The front wing of a modern Formula 1 car is a marvel of aerodynamic engineering and ingenuity. It is the result of fifty years of mechanical evolution, and in this case, it is the survival of the fastest. The current state of the art front wings exhibit an unprecedented degree of complexity and intricacy (figure 3), and is a testament to the number of man hours spent fine-tuning this device. In fact, a quick Fermi approximation reveals that the number of man hours spent on front wing development within the history of F1 is probably of the order 5-10 million man hours (that’s the equivalent of you working 1000 years non-stop 24 hours a day!).
Why do Formula 1 teams go to such extraordinary lengths to develop this remarkable device? Well, in the realm of motorsports, downforce is king.
Figure 1: Above and below images of a Formula 1 car highlighting the intricate nature of flow structures around the vehicle.
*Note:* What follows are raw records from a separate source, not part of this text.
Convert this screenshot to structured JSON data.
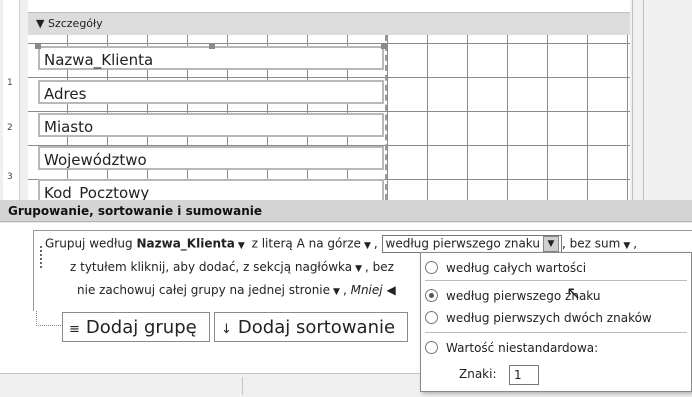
{
  "designer": {
    "section_label": "Szczegóły",
    "section_icon": "arrow-down-icon",
    "ruler_marks": [
      "1",
      "2",
      "3"
    ],
    "fields": [
      "Nazwa_Klienta",
      "Adres",
      "Miasto",
      "Województwo",
      "Kod_Pocztowy"
    ]
  },
  "group_panel": {
    "title": "Grupowanie, sortowanie i sumowanie",
    "line1": {
      "prefix": "Grupuj według",
      "field": "Nazwa_Klienta",
      "sort": "z literą A na górze",
      "group_on": "według pierwszego znaku",
      "totals": "bez sum"
    },
    "line2": {
      "title": "z tytułem kliknij, aby dodać",
      "header": "z sekcją nagłówka",
      "footer_prefix": "bez"
    },
    "line3": {
      "keep": "nie zachowuj całej grupy na jednej stronie",
      "less": "Mniej"
    },
    "add_group_button": "Dodaj grupę",
    "add_sort_button": "Dodaj sortowanie"
  },
  "dropdown": {
    "options": [
      {
        "label": "według całych wartości",
        "selected": false
      },
      {
        "label": "według pierwszego znaku",
        "selected": true
      },
      {
        "label": "według pierwszych dwóch znaków",
        "selected": false
      },
      {
        "label": "Wartość niestandardowa:",
        "selected": false
      }
    ],
    "chars_label": "Znaki:",
    "chars_value": "1"
  }
}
Visualised are three dimensional surfaces of constant vorticity (a measure of spin associated with the flow) coloured by static pressure. Notice how the front wing generates a number of elaborate vortical structures (think of them as miniaturised tornados) which propagate downstream influencing the performance of the entire car. (CFD simulations and flow visualisations conducted by TotalSim. Many thanks to Nic Perrin for releasing his F1 car as an open source model to analyse.).
Figure 2 (left): The Porsche 550 Spyder with an ‘inverted wing’ as conceived by 22 year old Swiss engineer and amateur racing driver Michel May in 1956.
This is perhaps one of the first practical implementations of race car aerodynamics to help increase downforce (the majority of aerodynamics prior to this focused soley on streamlining the bodywork to minimise drag). This wing concept proved to be a great success as Michel ended up beating the works Porsche team. However, as with most revolutionaly concepts in motorsports, the wing was subsequently banned! (Original source: http://type550.com/racing/drivers/michel-may)
Over the next few weeks, we’ll explain why the generation of downforce is now the principal differentiator between winning and losing. We’ll explore the mechanisms of downforce generation and reveal the aerodynamic secrets behind the design of a modern F1 front wing. We’ll reveal performance related facts and figures and explain the underlying science which governs this device.
Our unique articles will utilise cutting edge CFD (Computational Fluid Dynamics) to visualise the hidden world of aerodynamics and shed light into this so called ‘black art’.
Figure 3 (above): The front wing of the Mercedes F1 W07 car. A sophisticated evolution of elaborate wing like elements precisely arranged and highly optmised through countless hours of CFD simulations and wind tunnel testing. The stunning complexity is a visual reminder of the fine margins required to extract every last ounce of performance. Photo credit – Octane Photographic Ltd – www.octanephotos.co.uk
- RT @HUUBDesign: Alistair Brownlee visited @Vorteqsports @SSEHub with HUUB, for hydro & aero refinement to help him become faster. Part of t… about 1 week ago from Twitter for iPhone
- RT @Vorteqsports: Happy new year to all from @Vorteqsports. We wish you all the best for 2020. #HappyNewYear #Tokyo2020 #Tokyoedition https… about 1 month ago from Twitter for iPhone
- @justine_william Hi Justine, apologies it appears this way to you. Unfortunately it has not been just ourselves in… https://t.co/Ph0Idxjwab about 1 month ago from Twitter Web App in reply to justine_william
- Work is progressing at the Catesby Tunnel. The bridge infill work, between the innovation centre and tunnel, has f… https://t.co/m2nbVlmXJZ about 1 month ago from Twitter Web App